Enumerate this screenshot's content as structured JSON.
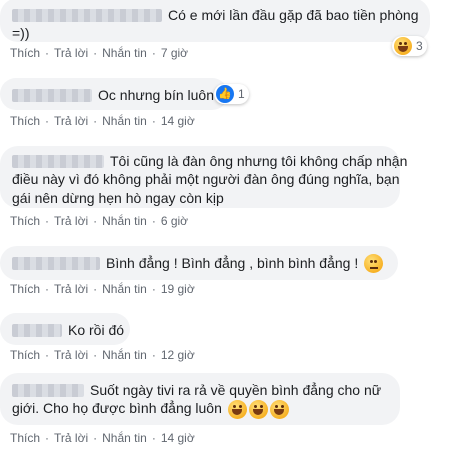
{
  "actions": {
    "like": "Thích",
    "reply": "Trả lời",
    "message": "Nhắn tin",
    "sep": "·"
  },
  "comments": [
    {
      "line1": "Có e mới lần đầu gặp đã bao tiền phòng",
      "line2": "=))",
      "time": "7 giờ",
      "reaction_count": "3",
      "reaction_icon": "laugh-icon"
    },
    {
      "line1": "Oc nhưng bín luôn",
      "time": "14 giờ",
      "reaction_count": "1",
      "reaction_icon": "like-icon"
    },
    {
      "line1": "Tôi cũng là đàn ông nhưng tôi không chấp nhận",
      "line2": "điều này vì đó không phải một người đàn ông đúng nghĩa, bạn",
      "line3": "gái nên dừng hẹn hò ngay còn kịp",
      "time": "6 giờ"
    },
    {
      "line1": "Bình đẳng ! Bình đẳng , bình bình đẳng !",
      "time": "19 giờ",
      "inline_icon": "thinking-icon"
    },
    {
      "line1": "Ko rồi đó",
      "time": "12 giờ"
    },
    {
      "line1": "Suốt ngày tivi ra rả về quyền bình đẳng cho nữ",
      "line2": "giới. Cho họ được bình đẳng luôn",
      "time": "14 giờ",
      "inline_icon": "laugh-icon"
    }
  ]
}
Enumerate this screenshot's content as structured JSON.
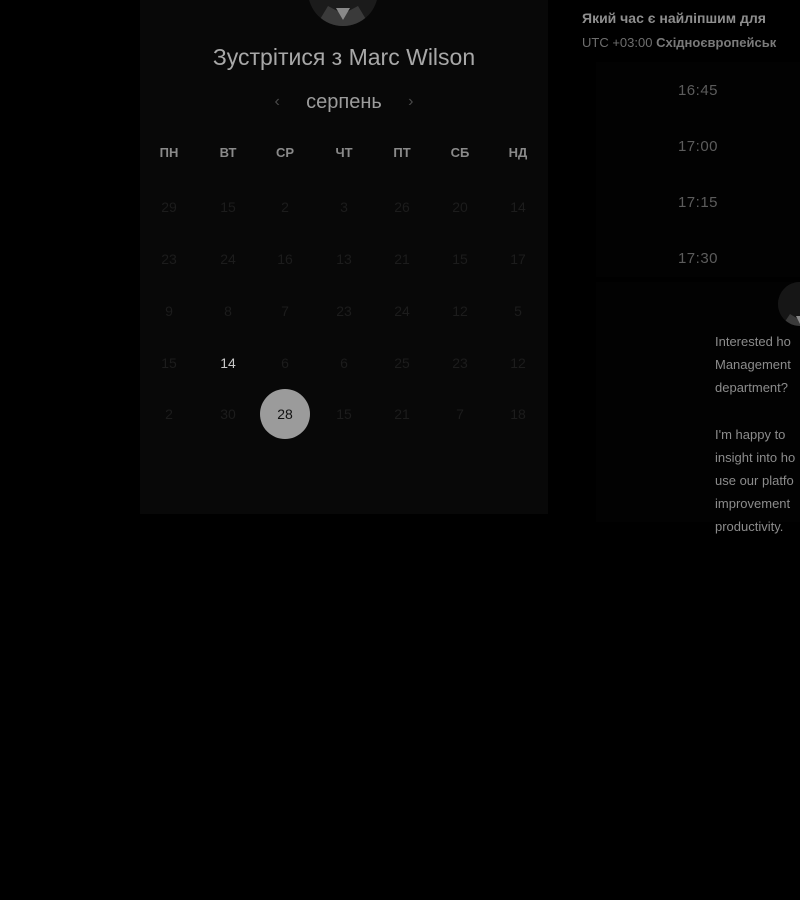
{
  "booking": {
    "title": "Зустрітися з Marc Wilson",
    "month": "серпень",
    "prev_icon": "chevron-left-icon",
    "next_icon": "chevron-right-icon",
    "weekdays": [
      "ПН",
      "ВТ",
      "СР",
      "ЧТ",
      "ПТ",
      "СБ",
      "НД"
    ],
    "weeks": [
      [
        "29",
        "15",
        "2",
        "3",
        "26",
        "20",
        "14"
      ],
      [
        "23",
        "24",
        "16",
        "13",
        "21",
        "15",
        "17"
      ],
      [
        "9",
        "8",
        "7",
        "23",
        "24",
        "12",
        "5"
      ],
      [
        "15",
        "14",
        "6",
        "6",
        "25",
        "23",
        "12"
      ],
      [
        "2",
        "30",
        "28",
        "15",
        "21",
        "7",
        "18"
      ]
    ],
    "available_day": "14",
    "selected_day": "28",
    "colors": {
      "selected_bg": "#9b9b9b",
      "panel_bg": "#080808"
    }
  },
  "sidebar": {
    "question": "Який час є найліпшим для",
    "timezone_offset": "UTC +03:00",
    "timezone_name": "Східноєвропейськ",
    "slots": [
      "16:45",
      "17:00",
      "17:15",
      "17:30"
    ],
    "message_lines_1": [
      "Interested ho",
      "Management",
      "department?"
    ],
    "message_lines_2": [
      "I'm happy to",
      "insight into ho",
      "use our platfo",
      "improvement",
      "productivity."
    ]
  }
}
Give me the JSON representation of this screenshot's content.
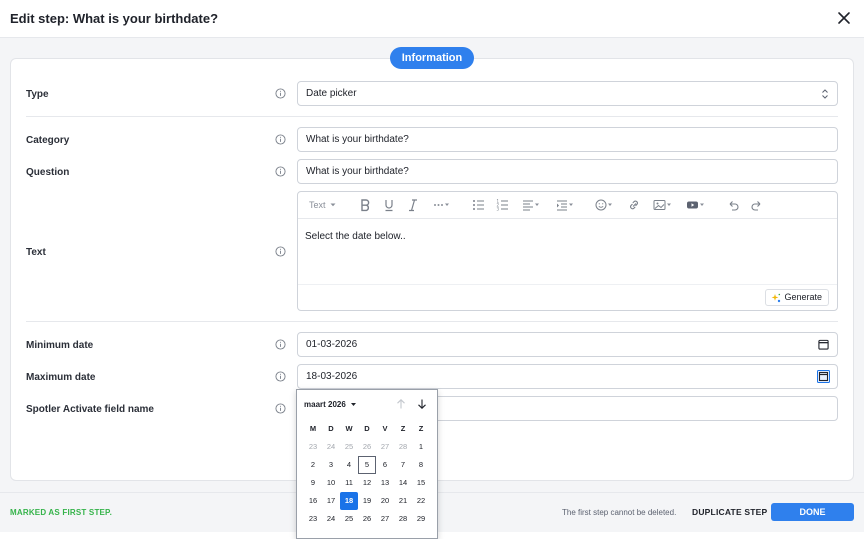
{
  "header": {
    "title": "Edit step: What is your birthdate?"
  },
  "tab_label": "Information",
  "form": {
    "type": {
      "label": "Type",
      "value": "Date picker"
    },
    "category": {
      "label": "Category",
      "value": "What is your birthdate?"
    },
    "question": {
      "label": "Question",
      "value": "What is your birthdate?"
    },
    "text": {
      "label": "Text",
      "content": "Select the date below..",
      "toolbar_text_label": "Text",
      "generate_label": "Generate"
    },
    "min_date": {
      "label": "Minimum date",
      "value": "01-03-2026"
    },
    "max_date": {
      "label": "Maximum date",
      "value": "18-03-2026"
    },
    "spotler": {
      "label": "Spotler Activate field name",
      "value": ""
    }
  },
  "calendar": {
    "month_label": "maart 2026",
    "weekdays": [
      "M",
      "D",
      "W",
      "D",
      "V",
      "Z",
      "Z"
    ],
    "weeks": [
      [
        "23",
        "24",
        "25",
        "26",
        "27",
        "28",
        "1"
      ],
      [
        "2",
        "3",
        "4",
        "5",
        "6",
        "7",
        "8"
      ],
      [
        "9",
        "10",
        "11",
        "12",
        "13",
        "14",
        "15"
      ],
      [
        "16",
        "17",
        "18",
        "19",
        "20",
        "21",
        "22"
      ],
      [
        "23",
        "24",
        "25",
        "26",
        "27",
        "28",
        "29"
      ]
    ],
    "outside_days_first_row": 6,
    "today": "5",
    "selected": "18"
  },
  "footer": {
    "first_step": "MARKED AS FIRST STEP.",
    "note": "The first step cannot be deleted.",
    "duplicate": "DUPLICATE STEP",
    "done": "DONE"
  },
  "colors": {
    "accent": "#2f80ed",
    "success": "#35b34a",
    "selected_day": "#1a73e8"
  }
}
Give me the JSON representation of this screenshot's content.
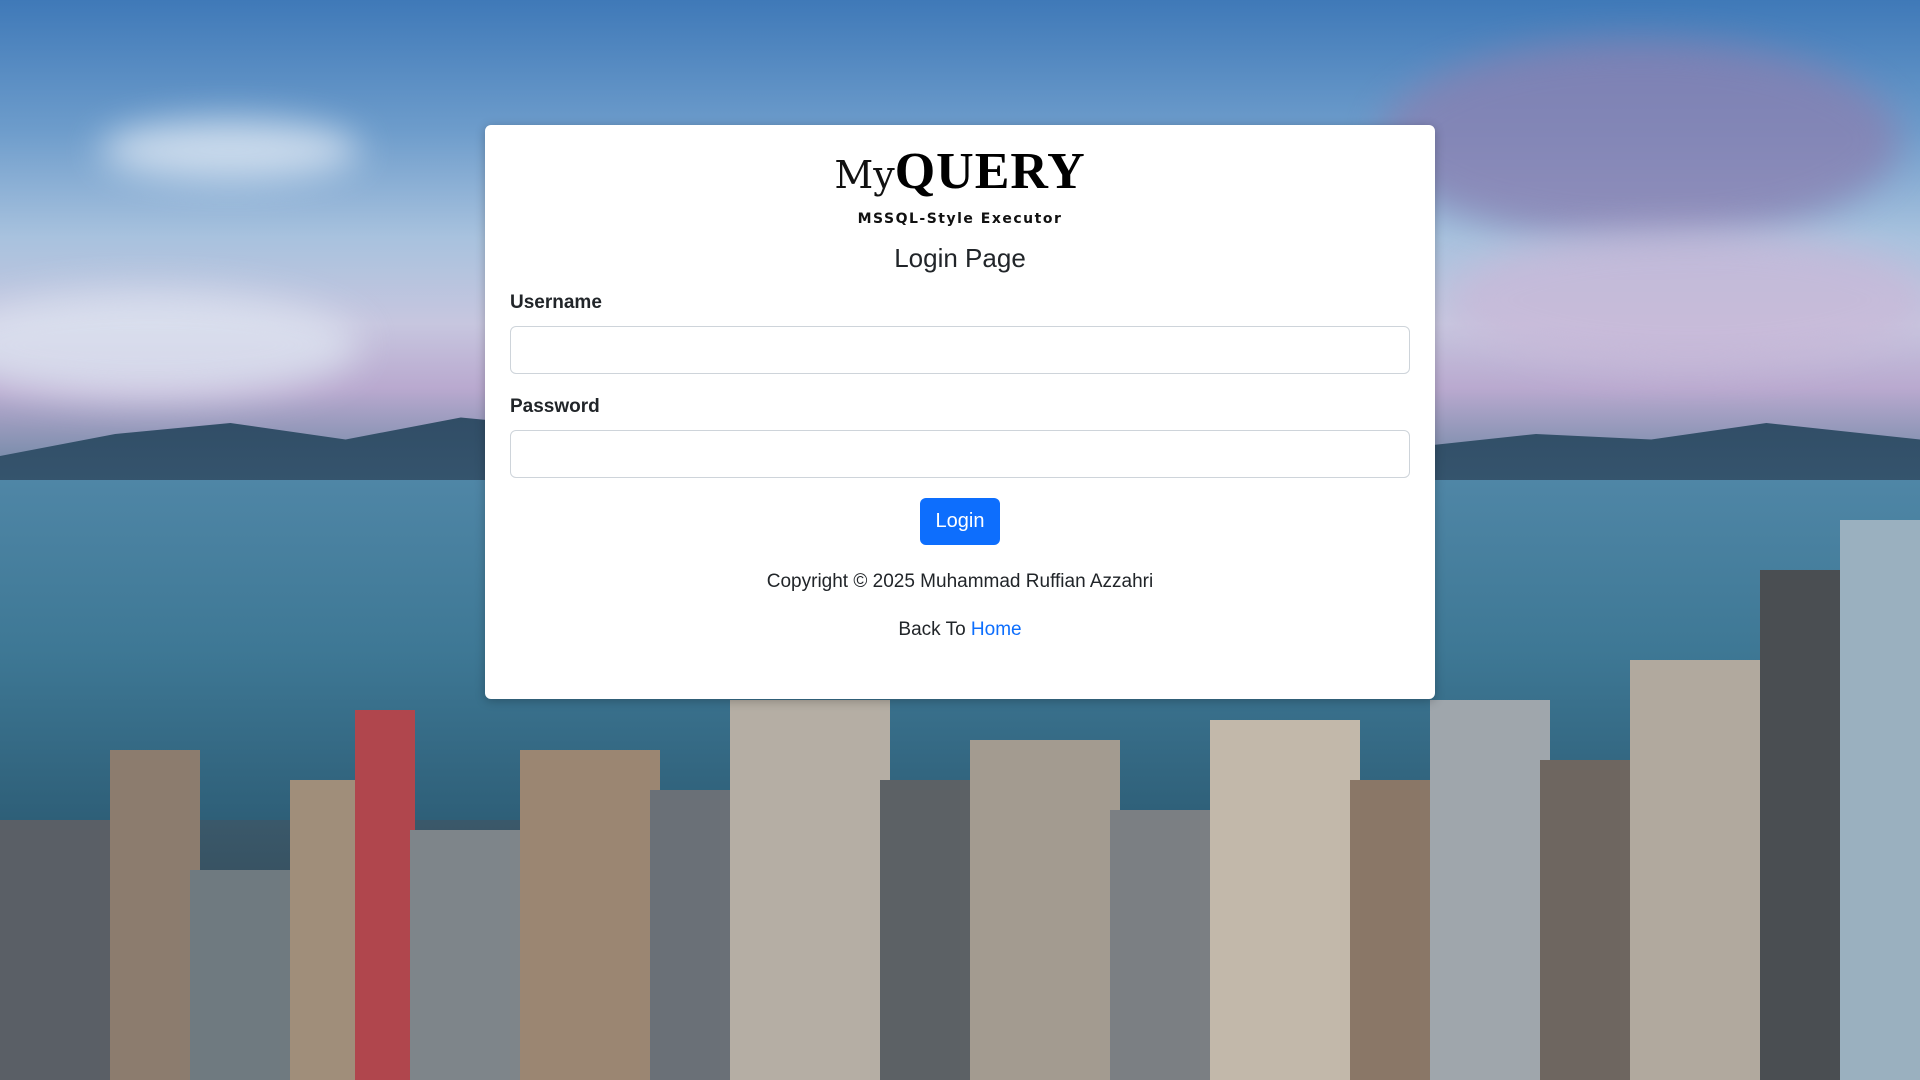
{
  "logo": {
    "my": "My",
    "query": "QUERY"
  },
  "subtitle": "MSSQL-Style Executor",
  "page_title": "Login Page",
  "form": {
    "username_label": "Username",
    "username_value": "",
    "password_label": "Password",
    "password_value": "",
    "login_button": "Login"
  },
  "footer": {
    "copyright": "Copyright © 2025 Muhammad Ruffian Azzahri",
    "back_prefix": "Back To ",
    "home_link": "Home"
  },
  "colors": {
    "primary": "#0d6efd",
    "card_bg": "#ffffff",
    "text": "#212529"
  },
  "background": {
    "icon": "city-skyline-photo"
  }
}
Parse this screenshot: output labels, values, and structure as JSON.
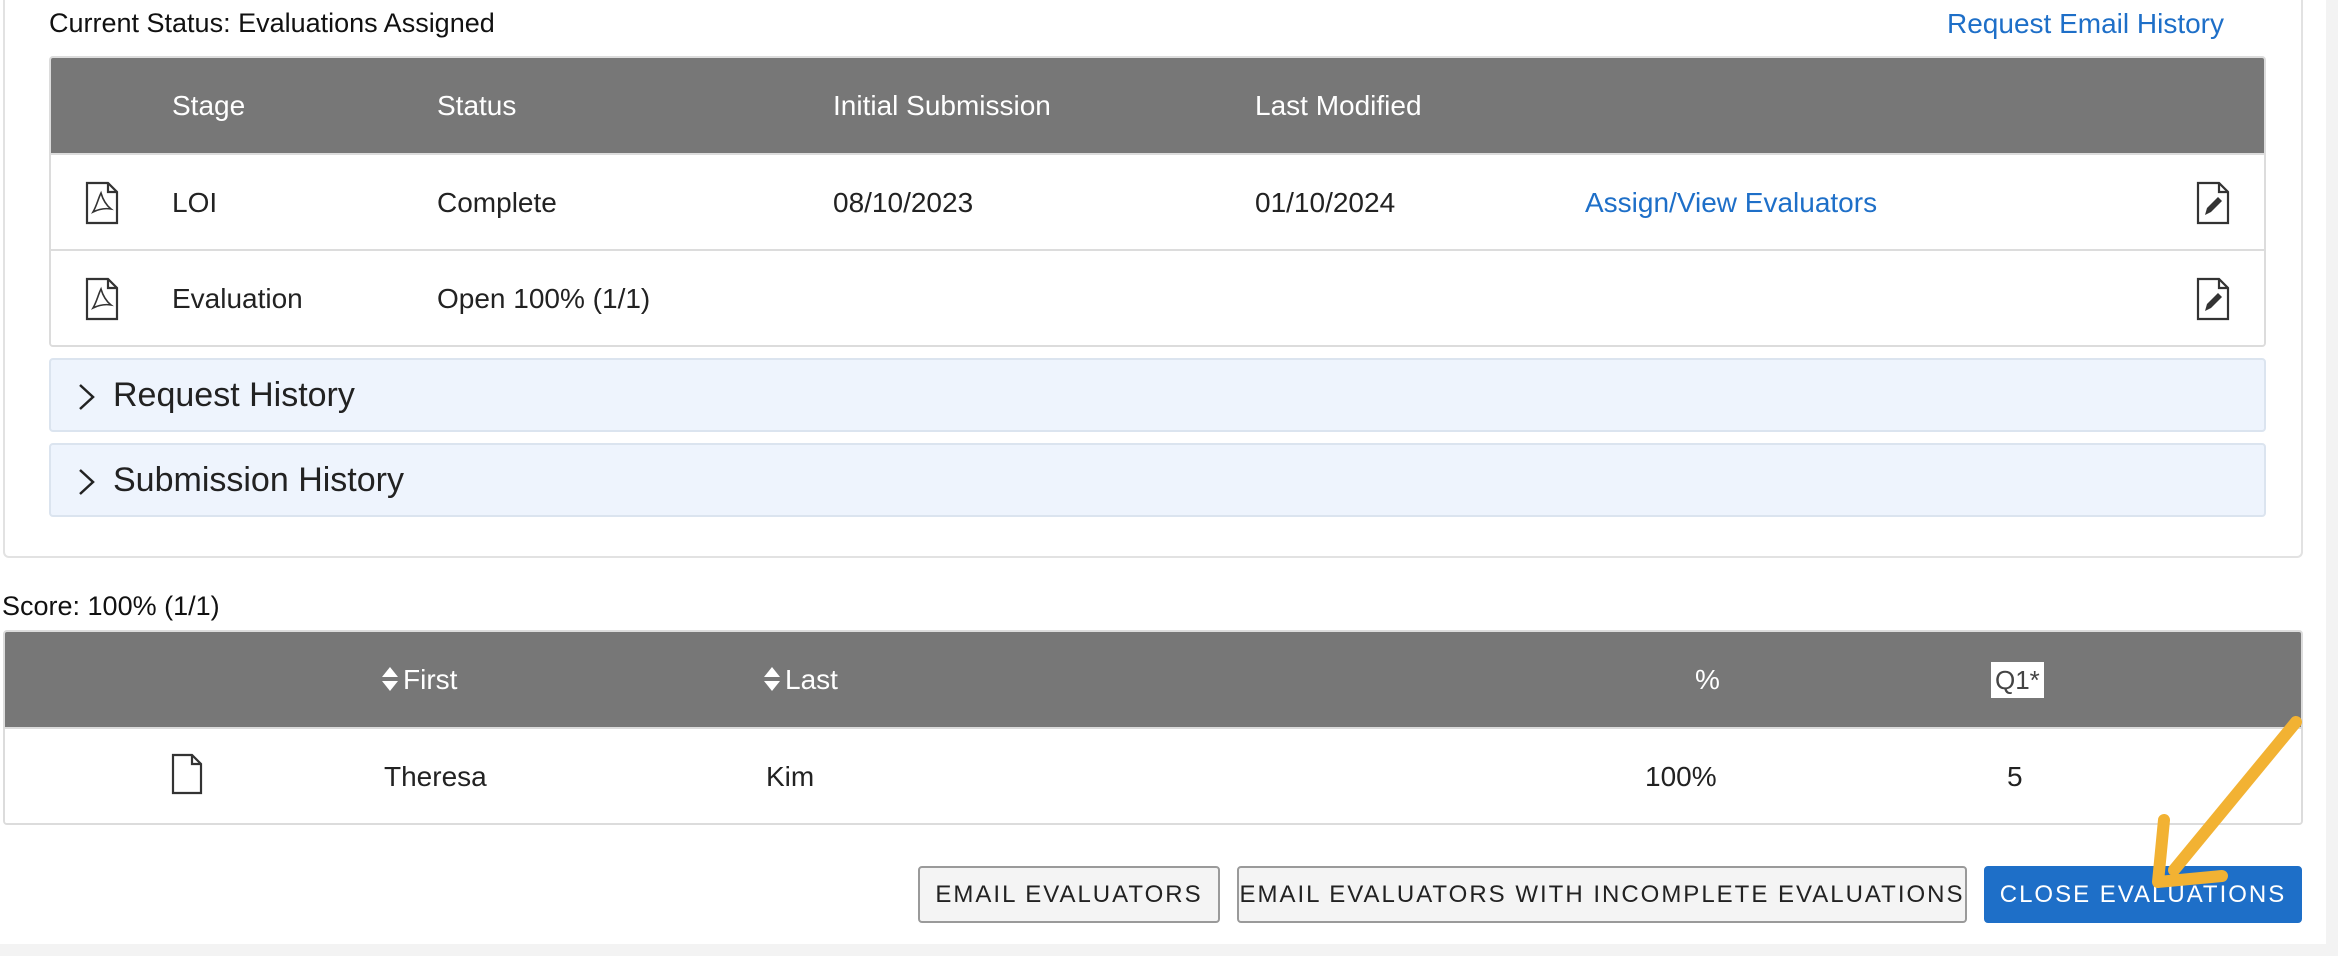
{
  "header": {
    "current_status": "Current Status: Evaluations Assigned",
    "request_email_history": "Request Email History"
  },
  "stages": {
    "columns": [
      "Stage",
      "Status",
      "Initial Submission",
      "Last Modified"
    ],
    "rows": [
      {
        "stage": "LOI",
        "status": "Complete",
        "initial_submission": "08/10/2023",
        "last_modified": "01/10/2024",
        "action": "Assign/View Evaluators"
      },
      {
        "stage": "Evaluation",
        "status": "Open 100% (1/1)",
        "initial_submission": "",
        "last_modified": "",
        "action": ""
      }
    ]
  },
  "accordions": {
    "request_history": "Request History",
    "submission_history": "Submission History"
  },
  "score": {
    "label": "Score: 100% (1/1)",
    "columns": {
      "first": "First",
      "last": "Last",
      "percent": "%",
      "q1": "Q1*"
    },
    "rows": [
      {
        "first": "Theresa",
        "last": "Kim",
        "percent": "100%",
        "q1": "5"
      }
    ]
  },
  "buttons": {
    "email_evaluators": "EMAIL EVALUATORS",
    "email_incomplete": "EMAIL EVALUATORS WITH INCOMPLETE EVALUATIONS",
    "close_evaluations": "CLOSE EVALUATIONS"
  },
  "colors": {
    "header_bg": "#777777",
    "link": "#1e6fc8",
    "primary_button": "#1e6fc8",
    "accordion_bg": "#eef4fd",
    "annotation_arrow": "#f2b233"
  },
  "icons": {
    "stage_file": "pdf-file-icon",
    "edit": "edit-document-icon",
    "accordion": "chevron-right-icon",
    "sort": "sort-icon",
    "evaluation_doc": "document-icon"
  }
}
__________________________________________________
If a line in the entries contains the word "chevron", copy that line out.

    "prev_icon": "chevron-left-icon",
    "next_icon": "chevron-right-icon",
    "accordion": "chevron-right-icon",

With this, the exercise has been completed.